---- Information shown

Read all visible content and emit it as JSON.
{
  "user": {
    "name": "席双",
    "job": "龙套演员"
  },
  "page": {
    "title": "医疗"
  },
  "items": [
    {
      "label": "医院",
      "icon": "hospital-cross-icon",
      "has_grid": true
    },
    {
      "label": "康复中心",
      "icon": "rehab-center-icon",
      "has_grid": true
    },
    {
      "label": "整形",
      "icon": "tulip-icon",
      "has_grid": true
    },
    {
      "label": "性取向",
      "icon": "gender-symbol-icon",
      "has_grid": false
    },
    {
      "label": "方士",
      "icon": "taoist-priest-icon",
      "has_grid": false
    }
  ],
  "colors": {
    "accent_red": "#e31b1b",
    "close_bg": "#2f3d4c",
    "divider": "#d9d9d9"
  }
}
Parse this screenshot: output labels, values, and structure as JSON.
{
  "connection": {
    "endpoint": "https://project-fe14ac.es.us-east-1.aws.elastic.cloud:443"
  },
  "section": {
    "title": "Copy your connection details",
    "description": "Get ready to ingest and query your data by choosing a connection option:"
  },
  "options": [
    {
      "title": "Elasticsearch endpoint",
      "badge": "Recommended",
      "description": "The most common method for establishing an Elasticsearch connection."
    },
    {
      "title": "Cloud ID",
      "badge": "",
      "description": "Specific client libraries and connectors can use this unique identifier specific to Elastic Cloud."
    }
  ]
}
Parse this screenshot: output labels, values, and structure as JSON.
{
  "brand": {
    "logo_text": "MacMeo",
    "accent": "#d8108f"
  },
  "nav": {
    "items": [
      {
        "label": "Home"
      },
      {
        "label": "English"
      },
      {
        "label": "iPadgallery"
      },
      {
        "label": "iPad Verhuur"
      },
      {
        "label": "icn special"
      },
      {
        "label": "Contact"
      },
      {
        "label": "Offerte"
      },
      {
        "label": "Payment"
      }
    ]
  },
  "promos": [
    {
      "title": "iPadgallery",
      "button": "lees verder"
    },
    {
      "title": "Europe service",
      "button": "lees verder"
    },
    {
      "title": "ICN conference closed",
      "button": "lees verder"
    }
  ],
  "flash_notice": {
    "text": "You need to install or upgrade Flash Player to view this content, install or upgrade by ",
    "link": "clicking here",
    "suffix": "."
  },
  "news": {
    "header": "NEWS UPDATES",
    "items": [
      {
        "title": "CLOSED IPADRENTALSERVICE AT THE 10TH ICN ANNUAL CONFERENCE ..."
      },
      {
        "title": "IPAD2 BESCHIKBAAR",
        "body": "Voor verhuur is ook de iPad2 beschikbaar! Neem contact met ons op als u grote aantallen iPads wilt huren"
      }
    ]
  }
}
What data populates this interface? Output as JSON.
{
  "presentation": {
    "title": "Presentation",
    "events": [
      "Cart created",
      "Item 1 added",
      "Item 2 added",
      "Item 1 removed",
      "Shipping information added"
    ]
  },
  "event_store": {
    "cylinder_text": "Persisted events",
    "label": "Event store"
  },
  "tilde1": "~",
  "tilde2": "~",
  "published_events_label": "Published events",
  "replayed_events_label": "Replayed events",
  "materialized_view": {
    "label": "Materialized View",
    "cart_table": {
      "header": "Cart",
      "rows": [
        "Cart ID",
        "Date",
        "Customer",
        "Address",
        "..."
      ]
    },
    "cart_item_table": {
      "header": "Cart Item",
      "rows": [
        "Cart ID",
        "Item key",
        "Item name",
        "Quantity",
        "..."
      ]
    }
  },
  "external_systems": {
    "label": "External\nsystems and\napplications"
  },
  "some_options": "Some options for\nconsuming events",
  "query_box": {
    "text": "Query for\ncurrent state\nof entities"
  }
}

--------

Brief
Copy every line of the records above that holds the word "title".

Solution for this task
    "title": "医疗"
    "title": "Copy your connection details",
      "title": "Elasticsearch endpoint",
      "title": "Cloud ID",
      "title": "iPadgallery",
      "title": "Europe service",
      "title": "ICN conference closed",
        "title": "CLOSED IPADRENTALSERVICE AT THE 10TH ICN ANNUAL CONFERENCE ..."
        "title": "IPAD2 BESCHIKBAAR",
    "title": "Presentation",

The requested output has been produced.